To remove arsenic from smelter dust, for example, two-stage leaching at atmospheric pressure and high temperature can be carried out. With crystallization the copper can then be recovered as copper sulfate, suitable for treatment in the smelter as a coolant, or with electrowinning after solvent extraction. The solution is then neutralized with lime, and arsenic is removed as gypsum precipitate.
For pyrometallurgical dust treatment, a partial roasting process for moderate arsenic concentrations has been developed in Outotec research centers. In this process, dust together with coal is granulated and fed to a bubbling bed roaster. By controlling temperatures between 900 and 950°C, the partial combustion of coal produces heat, while arsenates are reduced to trivalent arsenite. Off-gas is afterburned and dust is removed with ESP to be circulated back to the feed. Controlled cooling to around 150°C is then performed to condensate arsenic as trioxide for collection in backhouse filters. Roaster off-gas, containing about 5 % SO2, can then be led to the smelter’s existing wet gas cleaning and acid plant.
In the off-gas treatment of a smelter, without proper cleaning the sulfuric acid produced may be negatively affected by impurities such as mercury. Low-impurity off-gas may be treated with simple quenching – cooling – a final cleaning process in the acid plant’s wet gas cleaning where the main impurities are removed and dissolved or suspended in weak acid. If one or more of the impurities are in higher concentrations – such as arsenic, mercury, chlorine or fluorine – the plant layout needs to be more complex.
If the concentration of Hg in the off-gas is significant, separate removal is needed to avoid acid contamination. The most popular Hg removal process is Boliden Norzinc, in which gaseous Hg reacts with dissolved HgCl2, forming the solid mercury chloride compound Hg2Cl2. The process is performed in a packed tower irrigated with mercuric chloride solution, while solids are separated in a settling tank. With this method, a final Hg content of 0.3 to 0.5 ppm in the product acid can be achieved. Additional downstream removal is required if the Hg content in the produced acid needs to be below 0.1 ppm. This can be performed with a selenium absorbed filter or using a thiosulfate process.
The effluents from the process containing arsenic need to be treated according to local regulations before discharge or reuse. Typically effluent impurity management is performed by oxidation, precipitation, and neutralization reactors, followed by solid-liquid separation. The ferric arsenate may be further stabilized in crystalline scorodite using Outotec hydrothermal conversion in an autoclave. The main effluent treatment, if needed, may be followed by additional separate polishing steps, for example additional co-precipitation with chemicals or electrochemical treatment.

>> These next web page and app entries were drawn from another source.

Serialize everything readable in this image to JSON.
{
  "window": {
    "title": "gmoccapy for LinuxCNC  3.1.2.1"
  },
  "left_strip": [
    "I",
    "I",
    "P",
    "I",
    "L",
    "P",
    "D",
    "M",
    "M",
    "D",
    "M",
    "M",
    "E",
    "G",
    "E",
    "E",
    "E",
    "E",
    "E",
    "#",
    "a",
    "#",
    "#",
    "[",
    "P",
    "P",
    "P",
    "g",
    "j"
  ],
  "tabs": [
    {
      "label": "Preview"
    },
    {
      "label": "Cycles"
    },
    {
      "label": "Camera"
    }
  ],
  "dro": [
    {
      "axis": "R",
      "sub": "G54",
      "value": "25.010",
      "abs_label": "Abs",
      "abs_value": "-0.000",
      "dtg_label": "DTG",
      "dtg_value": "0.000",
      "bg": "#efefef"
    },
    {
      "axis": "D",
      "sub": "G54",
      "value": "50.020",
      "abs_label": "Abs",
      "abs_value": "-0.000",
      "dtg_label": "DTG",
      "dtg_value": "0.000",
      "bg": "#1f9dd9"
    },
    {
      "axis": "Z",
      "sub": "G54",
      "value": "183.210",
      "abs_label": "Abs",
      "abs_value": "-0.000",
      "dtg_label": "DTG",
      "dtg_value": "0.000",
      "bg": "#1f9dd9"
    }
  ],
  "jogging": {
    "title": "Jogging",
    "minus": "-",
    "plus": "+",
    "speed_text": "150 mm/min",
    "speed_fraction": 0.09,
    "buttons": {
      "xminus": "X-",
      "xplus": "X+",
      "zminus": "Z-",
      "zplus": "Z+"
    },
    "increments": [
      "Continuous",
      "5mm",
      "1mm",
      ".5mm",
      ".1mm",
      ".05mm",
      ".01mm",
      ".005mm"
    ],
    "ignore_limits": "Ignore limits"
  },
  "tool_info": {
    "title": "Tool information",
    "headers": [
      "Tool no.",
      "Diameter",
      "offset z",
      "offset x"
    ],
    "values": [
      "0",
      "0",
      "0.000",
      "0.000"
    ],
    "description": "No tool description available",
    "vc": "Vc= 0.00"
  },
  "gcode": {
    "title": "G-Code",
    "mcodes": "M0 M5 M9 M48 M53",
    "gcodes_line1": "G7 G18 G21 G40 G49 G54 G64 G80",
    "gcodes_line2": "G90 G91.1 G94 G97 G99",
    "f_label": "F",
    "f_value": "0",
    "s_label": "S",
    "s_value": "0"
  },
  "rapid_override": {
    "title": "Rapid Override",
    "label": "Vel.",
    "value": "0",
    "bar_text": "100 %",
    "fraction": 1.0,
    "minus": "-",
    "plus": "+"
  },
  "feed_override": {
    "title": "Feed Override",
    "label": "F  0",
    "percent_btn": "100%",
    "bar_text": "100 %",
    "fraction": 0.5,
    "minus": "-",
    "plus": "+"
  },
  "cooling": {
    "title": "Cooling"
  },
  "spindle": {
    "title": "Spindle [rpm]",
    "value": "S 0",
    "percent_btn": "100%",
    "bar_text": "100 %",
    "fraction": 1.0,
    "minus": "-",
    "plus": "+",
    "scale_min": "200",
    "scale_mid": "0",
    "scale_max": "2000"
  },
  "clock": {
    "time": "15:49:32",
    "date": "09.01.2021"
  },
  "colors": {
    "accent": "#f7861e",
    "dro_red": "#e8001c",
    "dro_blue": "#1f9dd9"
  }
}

The growing quantity of impurities in copper concentrates affects not only the final copper product but also the by-products such as sulfuric acid and slag. The option of adding impurity capacity and thus increasing value both through the received penalty realization of concentrates and the increased production of valuable constituents is a great opportunity, but managing the impurities correctly is a must.
Because every feed has its own distinct characteristics and each smelter has a unique flowsheet, Outotec addresses these challenges with a tailored solution for each individual case following its own specific requirements. The best route to follow is feed material characterization, possible solution assessment, and test work to confirm the solution selection.